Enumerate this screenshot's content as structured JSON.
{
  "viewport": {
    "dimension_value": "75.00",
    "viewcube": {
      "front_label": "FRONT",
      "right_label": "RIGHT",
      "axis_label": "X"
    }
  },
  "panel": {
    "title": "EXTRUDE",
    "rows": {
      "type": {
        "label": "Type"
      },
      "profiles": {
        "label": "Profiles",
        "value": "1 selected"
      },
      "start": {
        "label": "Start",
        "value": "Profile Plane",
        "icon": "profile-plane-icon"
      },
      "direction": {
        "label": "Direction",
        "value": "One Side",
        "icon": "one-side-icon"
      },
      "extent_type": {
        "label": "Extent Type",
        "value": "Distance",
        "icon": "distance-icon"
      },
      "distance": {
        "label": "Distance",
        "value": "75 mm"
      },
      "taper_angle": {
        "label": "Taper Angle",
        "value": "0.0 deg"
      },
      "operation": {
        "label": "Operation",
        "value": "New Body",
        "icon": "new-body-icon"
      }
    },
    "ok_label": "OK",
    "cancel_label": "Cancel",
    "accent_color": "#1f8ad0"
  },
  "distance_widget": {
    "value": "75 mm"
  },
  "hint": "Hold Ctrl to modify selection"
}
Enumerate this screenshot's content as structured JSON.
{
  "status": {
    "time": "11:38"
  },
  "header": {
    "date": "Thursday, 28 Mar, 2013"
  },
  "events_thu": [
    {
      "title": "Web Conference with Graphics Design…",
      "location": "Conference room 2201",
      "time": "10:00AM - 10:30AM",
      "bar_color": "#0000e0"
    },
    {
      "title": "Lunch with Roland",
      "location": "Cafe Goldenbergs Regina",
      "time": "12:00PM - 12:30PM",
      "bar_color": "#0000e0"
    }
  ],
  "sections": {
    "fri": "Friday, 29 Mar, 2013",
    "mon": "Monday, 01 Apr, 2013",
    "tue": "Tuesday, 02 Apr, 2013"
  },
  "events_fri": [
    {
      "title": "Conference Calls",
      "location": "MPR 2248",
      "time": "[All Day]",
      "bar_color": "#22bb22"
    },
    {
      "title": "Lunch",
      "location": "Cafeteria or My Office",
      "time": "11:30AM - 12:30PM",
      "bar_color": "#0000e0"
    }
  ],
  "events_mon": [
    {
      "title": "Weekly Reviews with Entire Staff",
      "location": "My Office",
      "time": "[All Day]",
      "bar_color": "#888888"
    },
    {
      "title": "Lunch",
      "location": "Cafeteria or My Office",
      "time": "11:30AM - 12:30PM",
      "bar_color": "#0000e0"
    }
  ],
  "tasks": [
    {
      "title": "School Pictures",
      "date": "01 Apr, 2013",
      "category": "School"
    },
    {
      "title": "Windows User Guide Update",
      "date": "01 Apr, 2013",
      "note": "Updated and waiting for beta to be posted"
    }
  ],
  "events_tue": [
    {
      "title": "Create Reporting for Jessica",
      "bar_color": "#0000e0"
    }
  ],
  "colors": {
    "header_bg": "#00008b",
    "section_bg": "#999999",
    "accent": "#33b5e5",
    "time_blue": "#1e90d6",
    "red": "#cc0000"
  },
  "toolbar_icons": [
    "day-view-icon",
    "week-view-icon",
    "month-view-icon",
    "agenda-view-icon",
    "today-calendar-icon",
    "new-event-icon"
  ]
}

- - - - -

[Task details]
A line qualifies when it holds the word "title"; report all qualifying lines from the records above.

[Output for this task]
    "title": "EXTRUDE",
      "title": "Web Conference with Graphics Design…",
      "title": "Lunch with Roland",
      "title": "Conference Calls",
      "title": "Lunch",
      "title": "Weekly Reviews with Entire Staff",
      "title": "Lunch",
      "title": "School Pictures",
      "title": "Windows User Guide Update",
      "title": "Create Reporting for Jessica",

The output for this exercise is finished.